### ACTION ITEM
In the records below, pick out all lines containing the word "Christopher".

(Dataset rows for apps and sites)

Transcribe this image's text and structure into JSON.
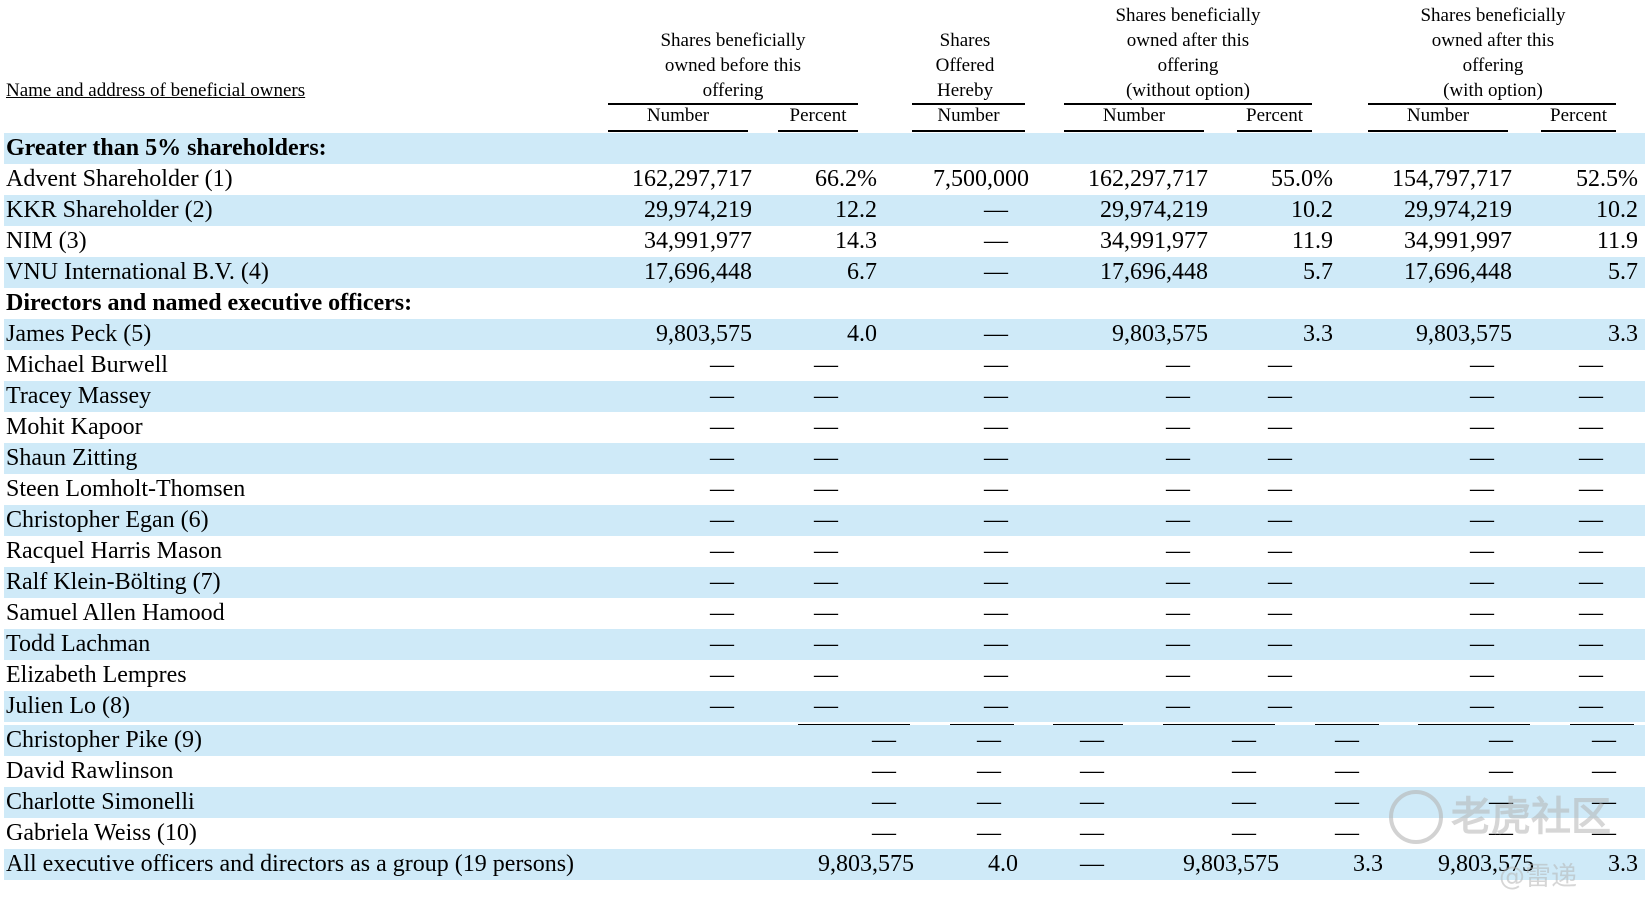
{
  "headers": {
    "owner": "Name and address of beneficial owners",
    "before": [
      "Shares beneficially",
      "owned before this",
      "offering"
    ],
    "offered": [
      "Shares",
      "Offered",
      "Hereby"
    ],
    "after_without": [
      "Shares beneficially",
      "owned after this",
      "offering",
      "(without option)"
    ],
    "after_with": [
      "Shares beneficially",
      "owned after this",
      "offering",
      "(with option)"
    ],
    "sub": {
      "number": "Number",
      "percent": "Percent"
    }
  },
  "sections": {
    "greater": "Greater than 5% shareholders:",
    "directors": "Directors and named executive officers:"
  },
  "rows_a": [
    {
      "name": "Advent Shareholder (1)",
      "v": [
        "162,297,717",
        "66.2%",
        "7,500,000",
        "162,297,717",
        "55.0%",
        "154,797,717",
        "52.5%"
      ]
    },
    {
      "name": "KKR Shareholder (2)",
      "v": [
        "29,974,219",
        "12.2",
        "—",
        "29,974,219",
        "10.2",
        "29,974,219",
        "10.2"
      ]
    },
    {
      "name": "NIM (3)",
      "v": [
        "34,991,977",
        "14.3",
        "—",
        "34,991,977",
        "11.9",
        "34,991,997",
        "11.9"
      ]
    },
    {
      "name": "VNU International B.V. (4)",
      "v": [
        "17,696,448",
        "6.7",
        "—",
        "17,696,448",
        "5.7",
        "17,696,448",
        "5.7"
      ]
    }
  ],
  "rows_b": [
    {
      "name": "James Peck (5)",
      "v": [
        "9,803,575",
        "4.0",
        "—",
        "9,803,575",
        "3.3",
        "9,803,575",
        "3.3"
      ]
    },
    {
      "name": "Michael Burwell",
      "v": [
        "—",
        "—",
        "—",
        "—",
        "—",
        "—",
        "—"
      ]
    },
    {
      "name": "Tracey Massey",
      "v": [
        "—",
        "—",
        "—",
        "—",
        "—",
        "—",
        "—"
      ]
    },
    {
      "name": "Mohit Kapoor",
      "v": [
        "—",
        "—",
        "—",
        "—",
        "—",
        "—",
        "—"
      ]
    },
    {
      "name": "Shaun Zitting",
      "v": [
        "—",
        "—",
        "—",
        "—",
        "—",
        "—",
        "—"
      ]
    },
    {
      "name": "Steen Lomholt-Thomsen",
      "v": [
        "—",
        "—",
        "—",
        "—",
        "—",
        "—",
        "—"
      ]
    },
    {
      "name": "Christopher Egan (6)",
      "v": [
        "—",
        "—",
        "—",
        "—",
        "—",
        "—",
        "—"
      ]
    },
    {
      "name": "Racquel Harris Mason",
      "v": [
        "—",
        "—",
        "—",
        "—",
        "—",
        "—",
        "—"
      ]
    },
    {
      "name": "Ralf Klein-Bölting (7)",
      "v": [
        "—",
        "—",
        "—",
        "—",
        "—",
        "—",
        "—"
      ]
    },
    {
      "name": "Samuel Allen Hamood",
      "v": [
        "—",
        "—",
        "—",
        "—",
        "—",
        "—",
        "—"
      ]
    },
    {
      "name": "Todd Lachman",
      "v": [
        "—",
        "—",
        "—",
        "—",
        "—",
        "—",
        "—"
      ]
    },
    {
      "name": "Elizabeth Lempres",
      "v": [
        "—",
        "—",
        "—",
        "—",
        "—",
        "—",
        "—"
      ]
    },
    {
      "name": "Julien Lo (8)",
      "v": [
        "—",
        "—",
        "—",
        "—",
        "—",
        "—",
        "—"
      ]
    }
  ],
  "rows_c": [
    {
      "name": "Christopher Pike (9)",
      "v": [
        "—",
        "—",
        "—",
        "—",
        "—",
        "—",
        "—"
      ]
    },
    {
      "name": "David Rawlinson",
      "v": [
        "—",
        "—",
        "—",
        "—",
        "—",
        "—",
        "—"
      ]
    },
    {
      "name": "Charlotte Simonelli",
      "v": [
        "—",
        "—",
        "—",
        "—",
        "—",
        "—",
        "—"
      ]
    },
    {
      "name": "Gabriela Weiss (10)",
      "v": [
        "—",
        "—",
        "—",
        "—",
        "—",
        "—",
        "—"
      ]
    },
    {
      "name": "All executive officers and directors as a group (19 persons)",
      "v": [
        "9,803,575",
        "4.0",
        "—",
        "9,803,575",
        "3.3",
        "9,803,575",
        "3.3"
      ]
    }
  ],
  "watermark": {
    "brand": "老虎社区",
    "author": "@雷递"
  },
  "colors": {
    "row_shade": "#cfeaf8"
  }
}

### ANSWER BOX
      "name": "Christopher Egan (6)",
      "name": "Christopher Pike (9)",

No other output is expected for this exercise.